- Hormonal Control: Hormones play a crucial role in sex differentiation. In males, the testes produce testosterone, which is responsible for the development of male characteristics such as the growth of the penis, scrotum, and prostate gland. In females, the ovaries produce estrogen and progesterone, which promote the development of female characteristics, including the growth of breasts and the widening of the hips.
- Reproductive Duct Development: The differentiation of the Wolffian and Müllerian ducts determines the development of the male or female reproductive ducts. In males, the presence of testosterone causes the Wolffian ducts to develop into structures such as the epididymis, vas deferens, and seminal vesicles. In females, the absence of testosterone allows the Müllerian ducts to develop into fallopian tubes, uterus, and upper part of the vagina.
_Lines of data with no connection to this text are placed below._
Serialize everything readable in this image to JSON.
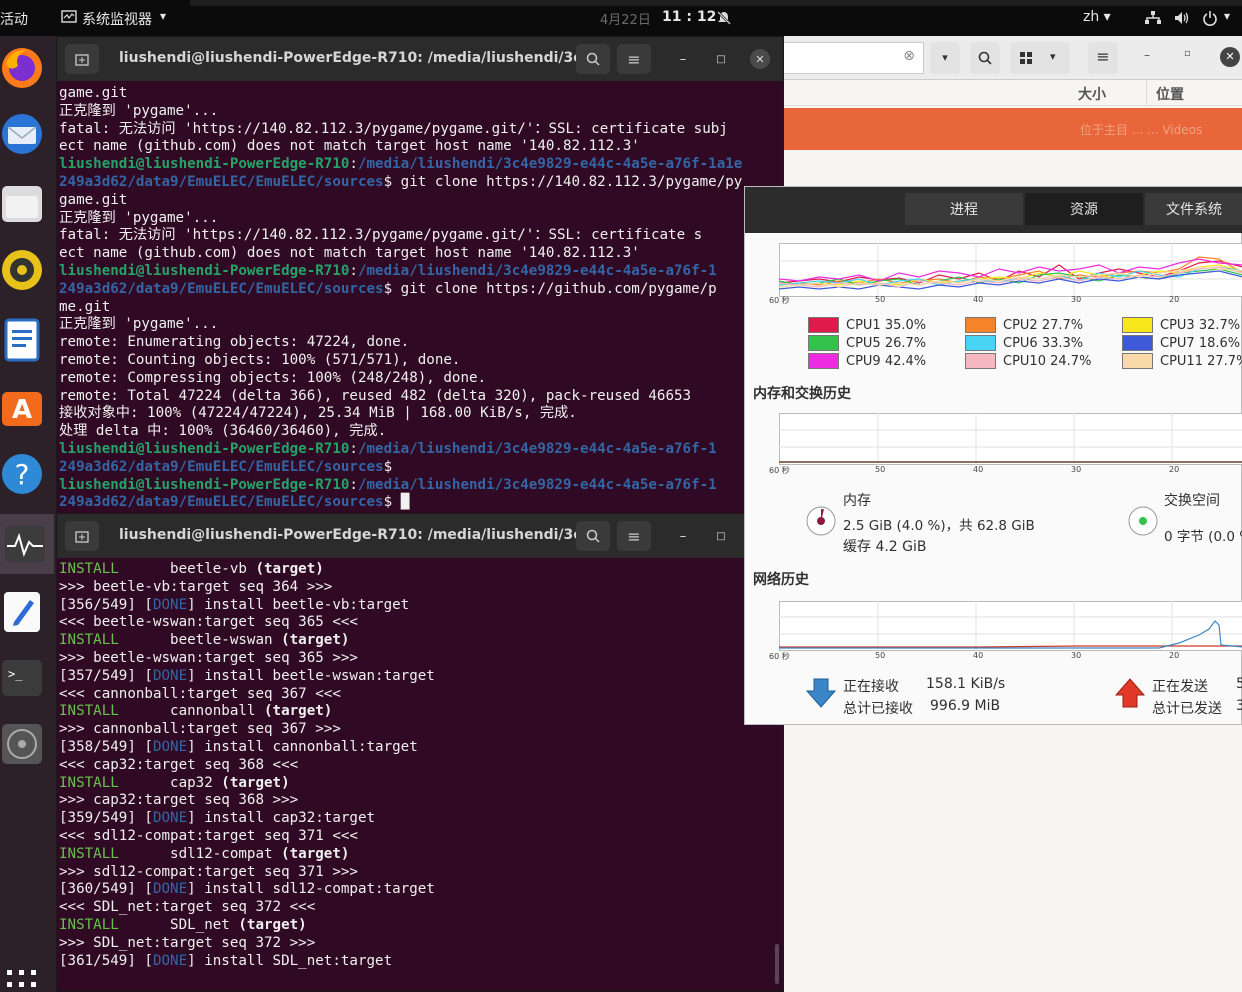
{
  "topbar": {
    "activities": "活动",
    "app_name": "系统监视器",
    "app_caret": "▾",
    "date_faint": "4月22日",
    "clock": "11 : 12",
    "lang": "zh ▾"
  },
  "dock": [
    "firefox-icon",
    "thunderbird-icon",
    "files-icon",
    "rhythmbox-icon",
    "writer-icon",
    "software-icon",
    "help-icon",
    "system-monitor-icon",
    "text-editor-icon",
    "terminal-icon",
    "disc-icon",
    "apps-grid-icon"
  ],
  "term1": {
    "title": "liushendi@liushendi-PowerEdge-R710: /media/liushendi/3c4...",
    "lines": [
      [
        [
          "",
          "game.git"
        ]
      ],
      [
        [
          "",
          "正克隆到 'pygame'..."
        ]
      ],
      [
        [
          "",
          "fatal: 无法访问 'https://140.82.112.3/pygame/pygame.git/'：SSL: certificate subj"
        ]
      ],
      [
        [
          "",
          "ect name (github.com) does not match target host name '140.82.112.3'"
        ]
      ],
      [
        [
          "pu",
          "liushendi@liushendi-PowerEdge-R710"
        ],
        [
          "",
          ":"
        ],
        [
          "pp",
          "/media/liushendi/3c4e9829-e44c-4a5e-a76f-1a1e"
        ]
      ],
      [
        [
          "pp",
          "249a3d62/data9/EmuELEC/EmuELEC/sources"
        ],
        [
          "",
          "$ git clone https://140.82.112.3/pygame/py"
        ]
      ],
      [
        [
          "",
          "game.git"
        ]
      ],
      [
        [
          "",
          "正克隆到 'pygame'..."
        ]
      ],
      [
        [
          "",
          "fatal: 无法访问 'https://140.82.112.3/pygame/pygame.git/'：SSL: certificate s"
        ]
      ],
      [
        [
          "",
          "ect name (github.com) does not match target host name '140.82.112.3'"
        ]
      ],
      [
        [
          "pu",
          "liushendi@liushendi-PowerEdge-R710"
        ],
        [
          "",
          ":"
        ],
        [
          "pp",
          "/media/liushendi/3c4e9829-e44c-4a5e-a76f-1"
        ]
      ],
      [
        [
          "pp",
          "249a3d62/data9/EmuELEC/EmuELEC/sources"
        ],
        [
          "",
          "$ git clone https://github.com/pygame/p"
        ]
      ],
      [
        [
          "",
          "me.git"
        ]
      ],
      [
        [
          "",
          "正克隆到 'pygame'..."
        ]
      ],
      [
        [
          "",
          "remote: Enumerating objects: 47224, done."
        ]
      ],
      [
        [
          "",
          "remote: Counting objects: 100% (571/571), done."
        ]
      ],
      [
        [
          "",
          "remote: Compressing objects: 100% (248/248), done."
        ]
      ],
      [
        [
          "",
          "remote: Total 47224 (delta 366), reused 482 (delta 320), pack-reused 46653"
        ]
      ],
      [
        [
          "",
          "接收对象中: 100% (47224/47224), 25.34 MiB | 168.00 KiB/s, 完成."
        ]
      ],
      [
        [
          "",
          "处理 delta 中: 100% (36460/36460), 完成."
        ]
      ],
      [
        [
          "pu",
          "liushendi@liushendi-PowerEdge-R710"
        ],
        [
          "",
          ":"
        ],
        [
          "pp",
          "/media/liushendi/3c4e9829-e44c-4a5e-a76f-1"
        ]
      ],
      [
        [
          "pp",
          "249a3d62/data9/EmuELEC/EmuELEC/sources"
        ],
        [
          "",
          "$"
        ]
      ],
      [
        [
          "pu",
          "liushendi@liushendi-PowerEdge-R710"
        ],
        [
          "",
          ":"
        ],
        [
          "pp",
          "/media/liushendi/3c4e9829-e44c-4a5e-a76f-1"
        ]
      ],
      [
        [
          "pp",
          "249a3d62/data9/EmuELEC/EmuELEC/sources"
        ],
        [
          "",
          "$ "
        ],
        [
          "cur",
          "█"
        ]
      ]
    ]
  },
  "term2": {
    "title": "liushendi@liushendi-PowerEdge-R710: /media/liushendi/3c4...",
    "lines": [
      [
        [
          "inst",
          "INSTALL"
        ],
        [
          "",
          "      beetle-vb "
        ],
        [
          "b",
          "(target)"
        ]
      ],
      [
        [
          "",
          ">>> beetle-vb:target seq 364 >>>"
        ]
      ],
      [
        [
          "",
          "[356/549] ["
        ],
        [
          "done",
          "DONE"
        ],
        [
          "",
          "] install beetle-vb:target"
        ]
      ],
      [
        [
          "",
          "<<< beetle-wswan:target seq 365 <<<"
        ]
      ],
      [
        [
          "inst",
          "INSTALL"
        ],
        [
          "",
          "      beetle-wswan "
        ],
        [
          "b",
          "(target)"
        ]
      ],
      [
        [
          "",
          ">>> beetle-wswan:target seq 365 >>>"
        ]
      ],
      [
        [
          "",
          "[357/549] ["
        ],
        [
          "done",
          "DONE"
        ],
        [
          "",
          "] install beetle-wswan:target"
        ]
      ],
      [
        [
          "",
          "<<< cannonball:target seq 367 <<<"
        ]
      ],
      [
        [
          "inst",
          "INSTALL"
        ],
        [
          "",
          "      cannonball "
        ],
        [
          "b",
          "(target)"
        ]
      ],
      [
        [
          "",
          ">>> cannonball:target seq 367 >>>"
        ]
      ],
      [
        [
          "",
          "[358/549] ["
        ],
        [
          "done",
          "DONE"
        ],
        [
          "",
          "] install cannonball:target"
        ]
      ],
      [
        [
          "",
          "<<< cap32:target seq 368 <<<"
        ]
      ],
      [
        [
          "inst",
          "INSTALL"
        ],
        [
          "",
          "      cap32 "
        ],
        [
          "b",
          "(target)"
        ]
      ],
      [
        [
          "",
          ">>> cap32:target seq 368 >>>"
        ]
      ],
      [
        [
          "",
          "[359/549] ["
        ],
        [
          "done",
          "DONE"
        ],
        [
          "",
          "] install cap32:target"
        ]
      ],
      [
        [
          "",
          "<<< sdl12-compat:target seq 371 <<<"
        ]
      ],
      [
        [
          "inst",
          "INSTALL"
        ],
        [
          "",
          "      sdl12-compat "
        ],
        [
          "b",
          "(target)"
        ]
      ],
      [
        [
          "",
          ">>> sdl12-compat:target seq 371 >>>"
        ]
      ],
      [
        [
          "",
          "[360/549] ["
        ],
        [
          "done",
          "DONE"
        ],
        [
          "",
          "] install sdl12-compat:target"
        ]
      ],
      [
        [
          "",
          "<<< SDL_net:target seq 372 <<<"
        ]
      ],
      [
        [
          "inst",
          "INSTALL"
        ],
        [
          "",
          "      SDL_net "
        ],
        [
          "b",
          "(target)"
        ]
      ],
      [
        [
          "",
          ">>> SDL_net:target seq 372 >>>"
        ]
      ],
      [
        [
          "",
          "[361/549] ["
        ],
        [
          "done",
          "DONE"
        ],
        [
          "",
          "] install SDL_net:target"
        ]
      ]
    ]
  },
  "filemanager": {
    "col_size": "大小",
    "col_location": "位置",
    "faint_row": "位于主目 ...  ...  Videos"
  },
  "sysmon": {
    "tabs": [
      "进程",
      "资源",
      "文件系统"
    ],
    "axis_labels": [
      "60 秒",
      "50",
      "40",
      "30",
      "20"
    ],
    "cpu_legend": [
      {
        "label": "CPU1",
        "value": "35.0%",
        "color": "#e01b4c"
      },
      {
        "label": "CPU2",
        "value": "27.7%",
        "color": "#f5832a"
      },
      {
        "label": "CPU3",
        "value": "32.7%",
        "color": "#f8e71c"
      },
      {
        "label": "CPU5",
        "value": "26.7%",
        "color": "#33c24b"
      },
      {
        "label": "CPU6",
        "value": "33.3%",
        "color": "#49d3f2"
      },
      {
        "label": "CPU7",
        "value": "18.6%",
        "color": "#3d59d9"
      },
      {
        "label": "CPU9",
        "value": "42.4%",
        "color": "#ee2be0"
      },
      {
        "label": "CPU10",
        "value": "24.7%",
        "color": "#f6b8c0"
      },
      {
        "label": "CPU11",
        "value": "27.7%",
        "color": "#fad9a9"
      }
    ],
    "mem_title": "内存和交换历史",
    "mem_label": "内存",
    "mem_used": "2.5 GiB (4.0 %)，共 62.8 GiB",
    "mem_cache": "缓存 4.2 GiB",
    "swap_label": "交换空间",
    "swap_used": "0 字节 (0.0 %",
    "net_title": "网络历史",
    "recv_label": "正在接收",
    "recv_rate": "158.1 KiB/s",
    "recv_total_label": "总计已接收",
    "recv_total": "996.9 MiB",
    "send_label": "正在发送",
    "send_total_label": "总计已发送",
    "send_rate_trunc": "5",
    "send_total_trunc": "3"
  }
}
- External Genitalia Development: Differentiation of the external genitalia occurs under the influence of genetic and hormonal factors. In males, the presence of testosterone promotes the development of the penis and scrotum. In females, the absence of testosterone allows the development of the clitoris, labia, and other female external genitalia.
What is the reproductive system?
The reproductive system is a collection of organs and structures involved in the production of offspring. It includes the gonads (testes in males and ovaries in females), reproductive ducts, accessory glands, and external genitalia.
What are the primary functions of the reproductive system?
The main functions of the reproductive system are the production of gametes (sperm and eggs), the fusion of gametes during sexual reproduction, and the development of offspring during pregnancy.
What are the primary male reproductive organs?
The primary male reproductive organs are the testes. They produce sperm and testosterone, the male sex hormone.
What are the primary female reproductive organs?
The primary female reproductive organs are the ovaries. They produce eggs (ova) and female sex hormones, including estrogen and progesterone.
What are the main components of the female reproductive system?
The female reproductive system consists of the ovaries, fallopian tubes, uterus, cervix, vagina, and external genitalia (vulva).
What is menstruation?
Menstruation is a cyclic process that occurs in females of reproductive age. It involves the shedding of the uterine lining (endometrium) when fertilization and pregnancy do not occur. Menstruation typically occurs monthly and lasts for a few days.
How does fertilization occur?
Fertilization occurs when a sperm cell penetrates and fuses with an egg cell, resulting in the formation of a zygote. This usually happens in the fallopian tubes.
What is the role of hormones in the reproductive system?
Hormones play a crucial role in the regulation of the reproductive system. In males, testosterone regulates sperm production and the development of male characteristics. In females, estrogen and progesterone regulate the menstrual cycle, ovulation, and the development of female reproductive structures.
What are common reproductive disorders in males and females?
Common reproductive disorders in males include erectile dysfunction, infertility, and prostate problems. In females, common disorders include menstrual irregularities, polycystic ovary syndrome (PCOS), endometriosis, and infertility.
What is contraception?
Contraception, also known as birth control, refers to methods or devices used to prevent pregnancy. It can include hormonal methods (such as birth control pills), barrier methods (like condoms), intrauterine devices (IUDs), and sterilization procedures.